[SOURCE INFORMATION — start]

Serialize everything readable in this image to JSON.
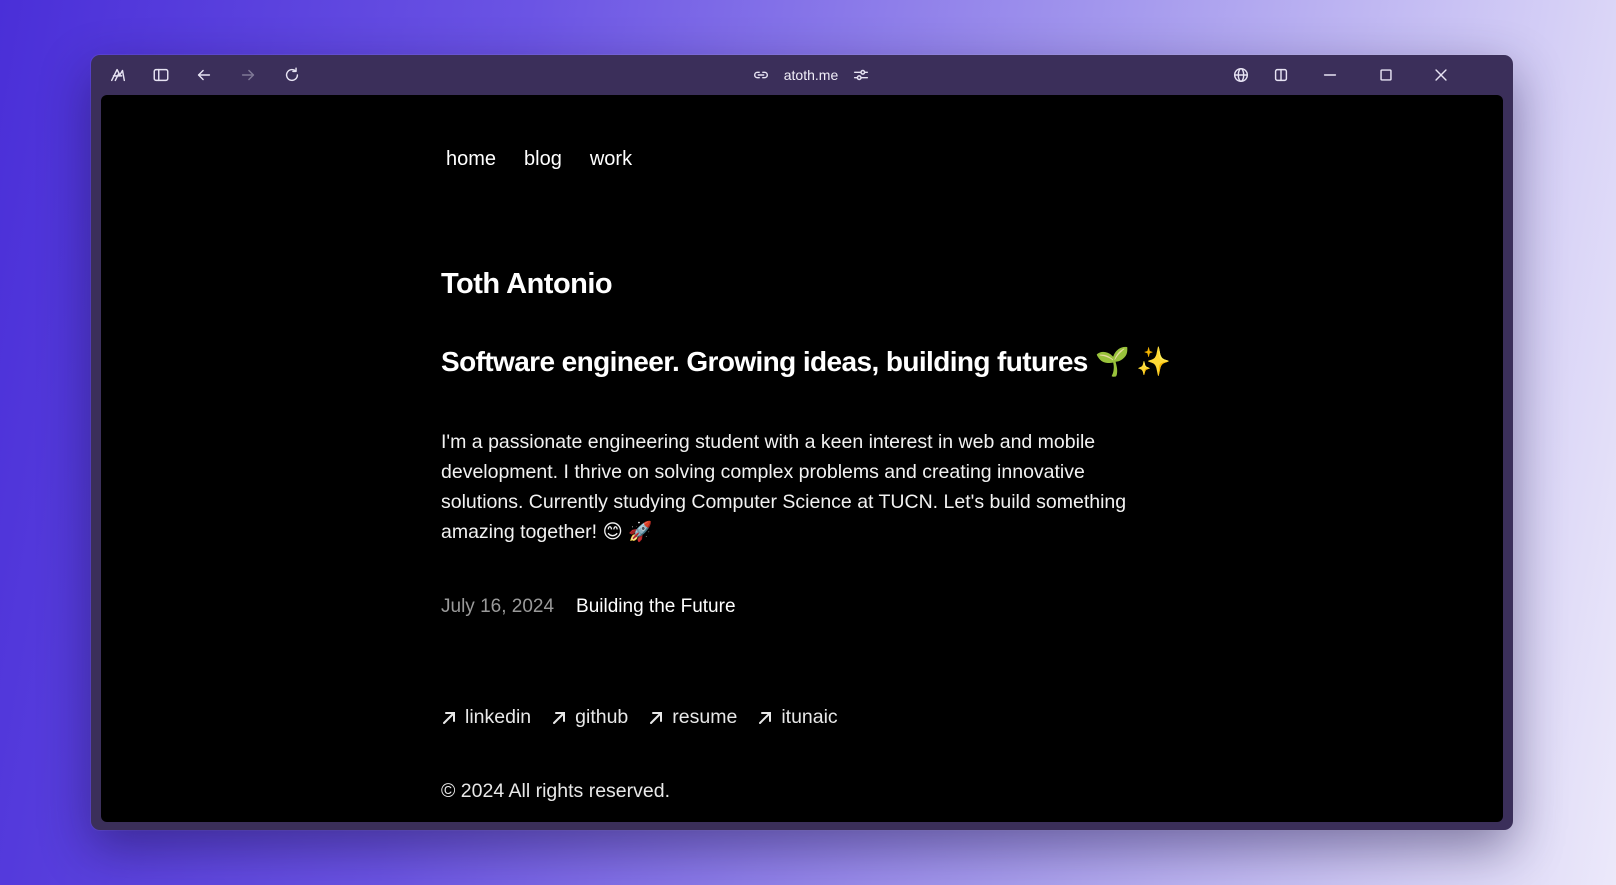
{
  "browser": {
    "url": "atoth.me"
  },
  "nav": {
    "items": [
      "home",
      "blog",
      "work"
    ]
  },
  "hero": {
    "name": "Toth Antonio",
    "tagline": "Software engineer. Growing ideas, building futures 🌱 ✨",
    "bio": "I'm a passionate engineering student with a keen interest in web and mobile development. I thrive on solving complex problems and creating innovative solutions. Currently studying Computer Science at TUCN. Let's build something amazing together! 😊 🚀"
  },
  "post": {
    "date": "July 16, 2024",
    "title": "Building the Future"
  },
  "links": [
    "linkedin",
    "github",
    "resume",
    "itunaic"
  ],
  "footer": {
    "copyright": "© 2024 All rights reserved."
  }
}
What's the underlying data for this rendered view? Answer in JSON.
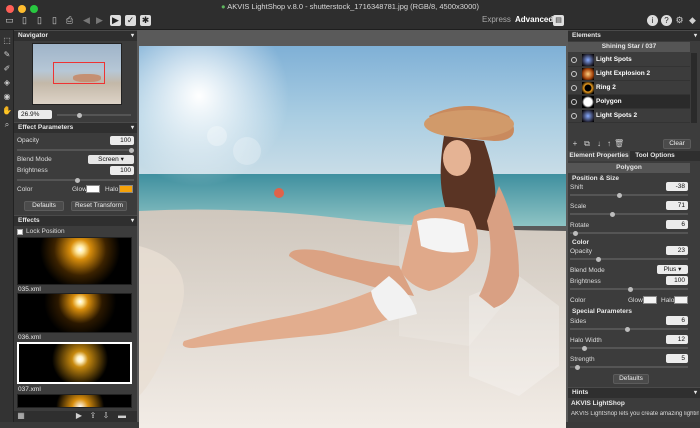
{
  "app": {
    "title": "AKVIS LightShop v.8.0 - shutterstock_1716348781.jpg (RGB/8, 4500x3000)"
  },
  "modes": {
    "express": "Express",
    "advanced": "Advanced"
  },
  "navigator": {
    "header": "Navigator",
    "zoom": "26.9%"
  },
  "effect_params": {
    "header": "Effect Parameters",
    "opacity_label": "Opacity",
    "opacity_value": "100",
    "blend_label": "Blend Mode",
    "blend_value": "Screen",
    "brightness_label": "Brightness",
    "brightness_value": "100",
    "color_label": "Color",
    "glow_label": "Glow",
    "halo_label": "Halo",
    "defaults_label": "Defaults",
    "reset_label": "Reset Transform",
    "glow_color": "#ffffff",
    "halo_color": "#f5a20a"
  },
  "effects": {
    "header": "Effects",
    "lock_label": "Lock Position",
    "items": [
      "035.xml",
      "036.xml",
      "037.xml"
    ]
  },
  "elements": {
    "header": "Elements",
    "preset": "Shining Star / 037",
    "items": [
      "Light Spots",
      "Light Explosion 2",
      "Ring 2",
      "Polygon",
      "Light Spots 2"
    ],
    "clear_label": "Clear"
  },
  "props": {
    "tab_element": "Element Properties",
    "tab_tool": "Tool Options",
    "element_name": "Polygon",
    "pos_size": "Position & Size",
    "shift_label": "Shift",
    "shift_value": "-38",
    "scale_label": "Scale",
    "scale_value": "71",
    "rotate_label": "Rotate",
    "rotate_value": "6",
    "color_section": "Color",
    "opacity_label": "Opacity",
    "opacity_value": "23",
    "blend_label": "Blend Mode",
    "blend_value": "Plus",
    "brightness_label": "Brightness",
    "brightness_value": "100",
    "color_label": "Color",
    "glow_label": "Glow",
    "halo_label": "Halo",
    "special": "Special Parameters",
    "sides_label": "Sides",
    "sides_value": "6",
    "halo_width_label": "Halo Width",
    "halo_width_value": "12",
    "strength_label": "Strength",
    "strength_value": "5",
    "defaults_label": "Defaults"
  },
  "hints": {
    "header": "Hints",
    "title": "AKVIS LightShop",
    "text": "AKVIS LightShop lets you create amazing lighting"
  }
}
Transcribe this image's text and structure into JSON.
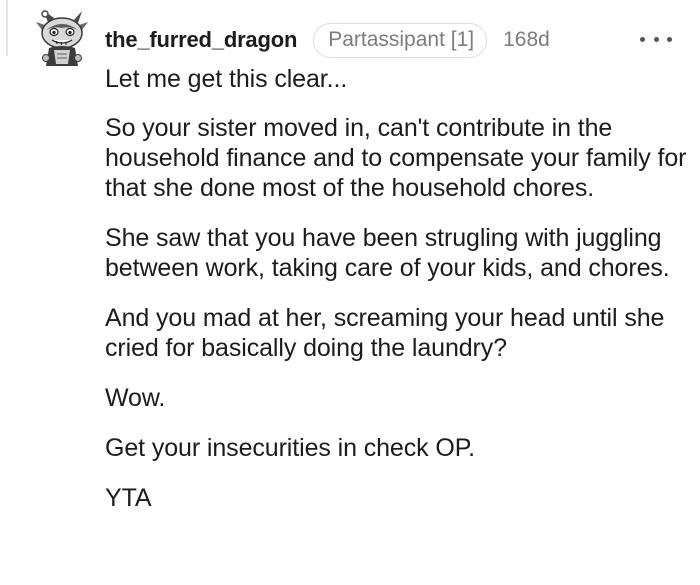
{
  "comment": {
    "author": "the_furred_dragon",
    "flair": "Partassipant [1]",
    "age": "168d",
    "avatar_icon": "snoo-dragon-avatar-icon",
    "more_icon": "more-options-icon",
    "paragraphs": [
      "Let me get this clear...",
      "So your sister moved in, can't contribute in the household finance and to compensate your family for that she done most of the household chores.",
      "She saw that you have been strugling with juggling between work, taking care of your kids, and chores.",
      "And you mad at her, screaming your head until she cried for basically doing the laundry?",
      "Wow.",
      "Get your insecurities in check OP.",
      "YTA"
    ]
  }
}
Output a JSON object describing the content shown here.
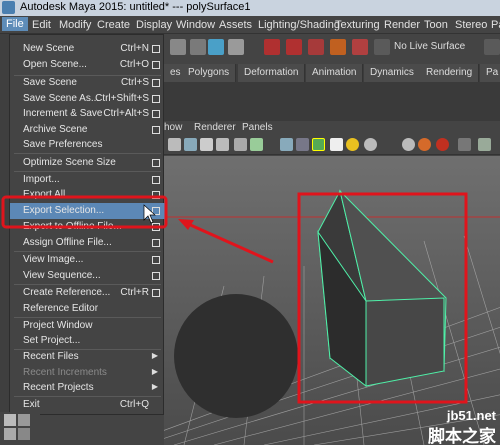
{
  "window": {
    "title": "Autodesk Maya 2015: untitled*   ---   polySurface1"
  },
  "menubar": [
    "File",
    "Edit",
    "Modify",
    "Create",
    "Display",
    "Window",
    "Assets",
    "Lighting/Shading",
    "Texturing",
    "Render",
    "Toon",
    "Stereo",
    "Pa"
  ],
  "toolbar": {
    "live_surface": "No Live Surface"
  },
  "shelf_tabs": [
    "es",
    "Polygons",
    "Deformation",
    "Animation",
    "Dynamics",
    "Rendering",
    "Pa"
  ],
  "panel_menu": [
    "how",
    "Renderer",
    "Panels"
  ],
  "file_menu": [
    {
      "label": "New Scene",
      "shortcut": "Ctrl+N",
      "option": true
    },
    {
      "label": "Open Scene...",
      "shortcut": "Ctrl+O",
      "option": true
    },
    {
      "label": "Save Scene",
      "shortcut": "Ctrl+S",
      "option": true
    },
    {
      "label": "Save Scene As...",
      "shortcut": "Ctrl+Shift+S",
      "option": true
    },
    {
      "label": "Increment & Save",
      "shortcut": "Ctrl+Alt+S",
      "option": true
    },
    {
      "label": "Archive Scene",
      "shortcut": "",
      "option": true
    },
    {
      "label": "Save Preferences",
      "shortcut": "",
      "option": false
    },
    {
      "label": "Optimize Scene Size",
      "shortcut": "",
      "option": true
    },
    {
      "label": "Import...",
      "shortcut": "",
      "option": true
    },
    {
      "label": "Export All...",
      "shortcut": "",
      "option": true
    },
    {
      "label": "Export Selection...",
      "shortcut": "",
      "option": true,
      "highlighted": true
    },
    {
      "label": "Export to Offline File...",
      "shortcut": "",
      "option": true
    },
    {
      "label": "Assign Offline File...",
      "shortcut": "",
      "option": true
    },
    {
      "label": "View Image...",
      "shortcut": "",
      "option": true
    },
    {
      "label": "View Sequence...",
      "shortcut": "",
      "option": true
    },
    {
      "label": "Create Reference...",
      "shortcut": "Ctrl+R",
      "option": true
    },
    {
      "label": "Reference Editor",
      "shortcut": "",
      "option": false
    },
    {
      "label": "Project Window",
      "shortcut": "",
      "option": false
    },
    {
      "label": "Set Project...",
      "shortcut": "",
      "option": false
    },
    {
      "label": "Recent Files",
      "shortcut": "",
      "option": false,
      "submenu": true
    },
    {
      "label": "Recent Increments",
      "shortcut": "",
      "option": false,
      "submenu": true,
      "disabled": true
    },
    {
      "label": "Recent Projects",
      "shortcut": "",
      "option": false,
      "submenu": true
    },
    {
      "label": "Exit",
      "shortcut": "Ctrl+Q",
      "option": false
    }
  ],
  "watermark": {
    "site": "jb51.net",
    "cn": "脚本之家"
  },
  "colors": {
    "highlight": "#5c88b6",
    "annotation": "#e0141c",
    "wireframe": "#4ff0a8"
  },
  "icons": [
    "maya-logo-icon",
    "option-box-icon",
    "submenu-arrow-icon",
    "mouse-cursor-icon"
  ]
}
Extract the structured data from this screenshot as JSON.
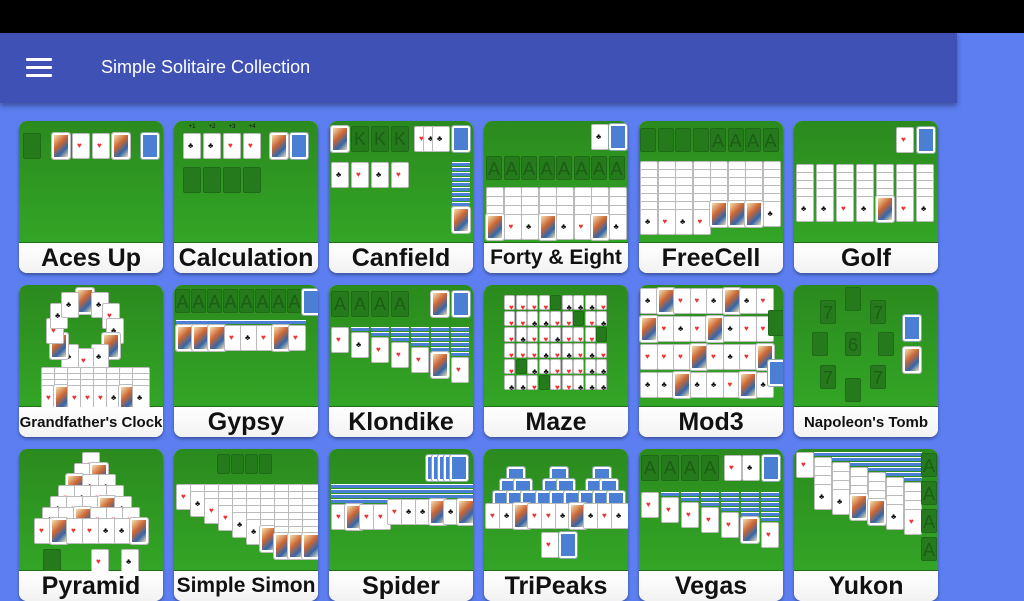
{
  "app": {
    "title": "Simple Solitaire Collection",
    "menu_icon": "hamburger-menu-icon"
  },
  "colors": {
    "app_bar": "#3f51b5",
    "background": "#5c7ef0",
    "board_green": "#33a526",
    "card_back": "#4a7fd4"
  },
  "games": [
    {
      "id": "aces-up",
      "label": "Aces Up"
    },
    {
      "id": "calculation",
      "label": "Calculation"
    },
    {
      "id": "canfield",
      "label": "Canfield"
    },
    {
      "id": "forty-and-eight",
      "label": "Forty & Eight"
    },
    {
      "id": "freecell",
      "label": "FreeCell"
    },
    {
      "id": "golf",
      "label": "Golf"
    },
    {
      "id": "grandfathers-clock",
      "label": "Grandfather's Clock"
    },
    {
      "id": "gypsy",
      "label": "Gypsy"
    },
    {
      "id": "klondike",
      "label": "Klondike"
    },
    {
      "id": "maze",
      "label": "Maze"
    },
    {
      "id": "mod3",
      "label": "Mod3"
    },
    {
      "id": "napoleons-tomb",
      "label": "Napoleon's Tomb"
    },
    {
      "id": "pyramid",
      "label": "Pyramid"
    },
    {
      "id": "simple-simon",
      "label": "Simple Simon"
    },
    {
      "id": "spider",
      "label": "Spider"
    },
    {
      "id": "tripeaks",
      "label": "TriPeaks"
    },
    {
      "id": "vegas",
      "label": "Vegas"
    },
    {
      "id": "yukon",
      "label": "Yukon"
    }
  ],
  "board_text": {
    "calculation_headers": [
      "+1",
      "+2",
      "+3",
      "+4"
    ],
    "foundation_ace": "A",
    "foundation_king": "K",
    "napoleon_seven": "7",
    "napoleon_six": "6"
  }
}
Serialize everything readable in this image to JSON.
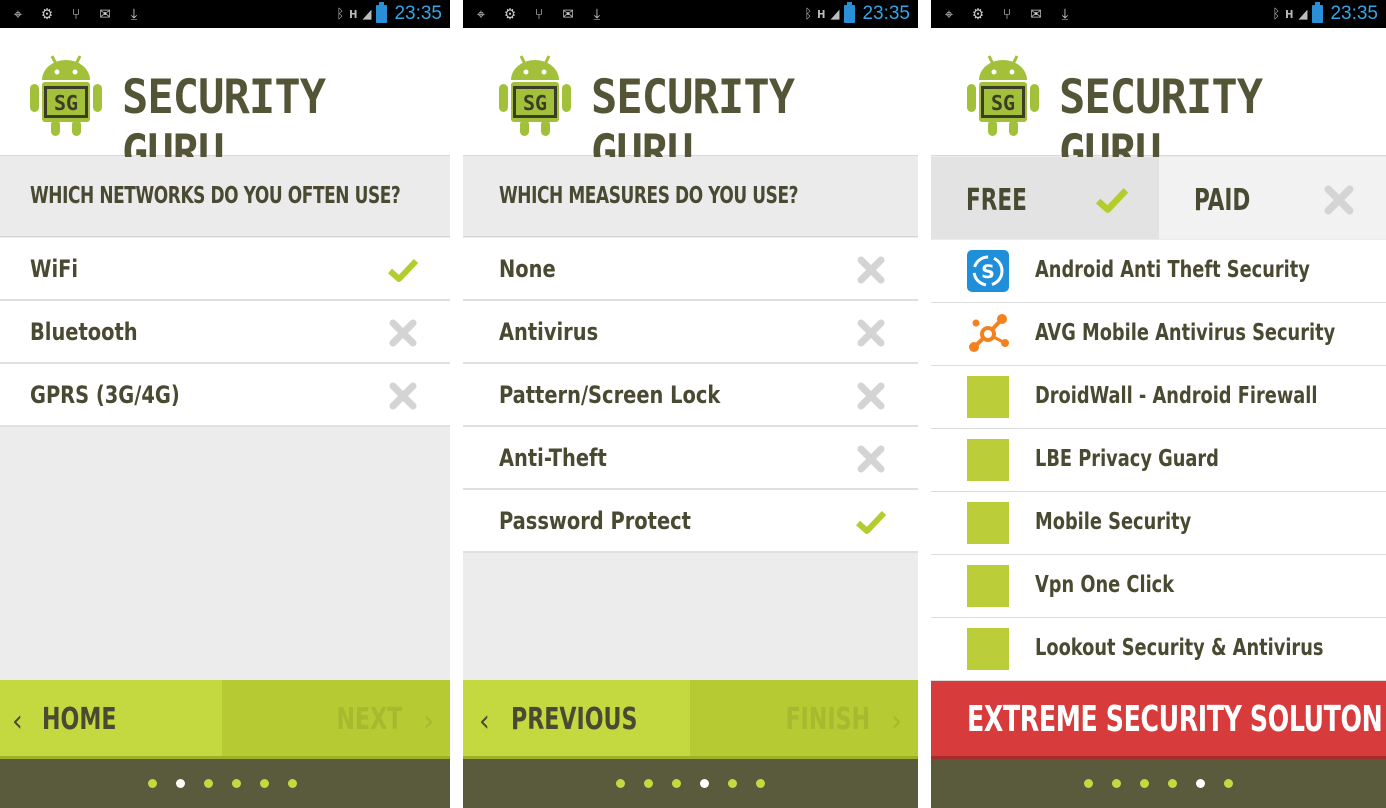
{
  "status_bar": {
    "time": "23:35",
    "network": "H"
  },
  "app": {
    "title": "SECURITY GURU",
    "logo_text": "SG"
  },
  "colors": {
    "accent": "#c4d940",
    "dark": "#5a5a3c",
    "danger": "#d73b3b",
    "ok_check": "#b5cc2e",
    "x_gray": "#d4d4d4"
  },
  "screen1": {
    "question": "WHICH NETWORKS DO YOU OFTEN USE?",
    "options": [
      {
        "label": "WiFi",
        "selected": true
      },
      {
        "label": "Bluetooth",
        "selected": false
      },
      {
        "label": "GPRS (3G/4G)",
        "selected": false
      }
    ],
    "nav": {
      "back_label": "HOME",
      "forward_label": "NEXT"
    },
    "page_index": 2,
    "page_count": 6
  },
  "screen2": {
    "question": "WHICH MEASURES DO YOU USE?",
    "options": [
      {
        "label": "None",
        "selected": false
      },
      {
        "label": "Antivirus",
        "selected": false
      },
      {
        "label": "Pattern/Screen Lock",
        "selected": false
      },
      {
        "label": "Anti-Theft",
        "selected": false
      },
      {
        "label": "Password Protect",
        "selected": true
      }
    ],
    "nav": {
      "back_label": "PREVIOUS",
      "forward_label": "FINISH"
    },
    "page_index": 4,
    "page_count": 6
  },
  "screen3": {
    "tabs": [
      {
        "label": "FREE",
        "selected": true
      },
      {
        "label": "PAID",
        "selected": false
      }
    ],
    "apps": [
      {
        "name": "Android Anti Theft Security",
        "icon": "anti-theft-icon"
      },
      {
        "name": "AVG Mobile Antivirus Security",
        "icon": "avg-icon"
      },
      {
        "name": "DroidWall - Android Firewall",
        "icon": "placeholder-square"
      },
      {
        "name": "LBE Privacy Guard",
        "icon": "placeholder-square"
      },
      {
        "name": "Mobile Security",
        "icon": "placeholder-square"
      },
      {
        "name": "Vpn One Click",
        "icon": "placeholder-square"
      },
      {
        "name": "Lookout Security & Antivirus",
        "icon": "placeholder-square"
      }
    ],
    "cta_label": "EXTREME SECURITY SOLUTON",
    "page_index": 5,
    "page_count": 6
  }
}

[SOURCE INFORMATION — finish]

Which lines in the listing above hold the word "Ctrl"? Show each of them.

      "shortcut": "Ctrl+N",
      "shortcut": "Ctrl+O",
      "shortcut": "Ctrl+S",
      "shortcut": "Ctrl+Shift+S",
      "shortcut": "Ctrl+Alt+S",
      "shortcut": "Ctrl+R",
      "shortcut": "Ctrl+Q",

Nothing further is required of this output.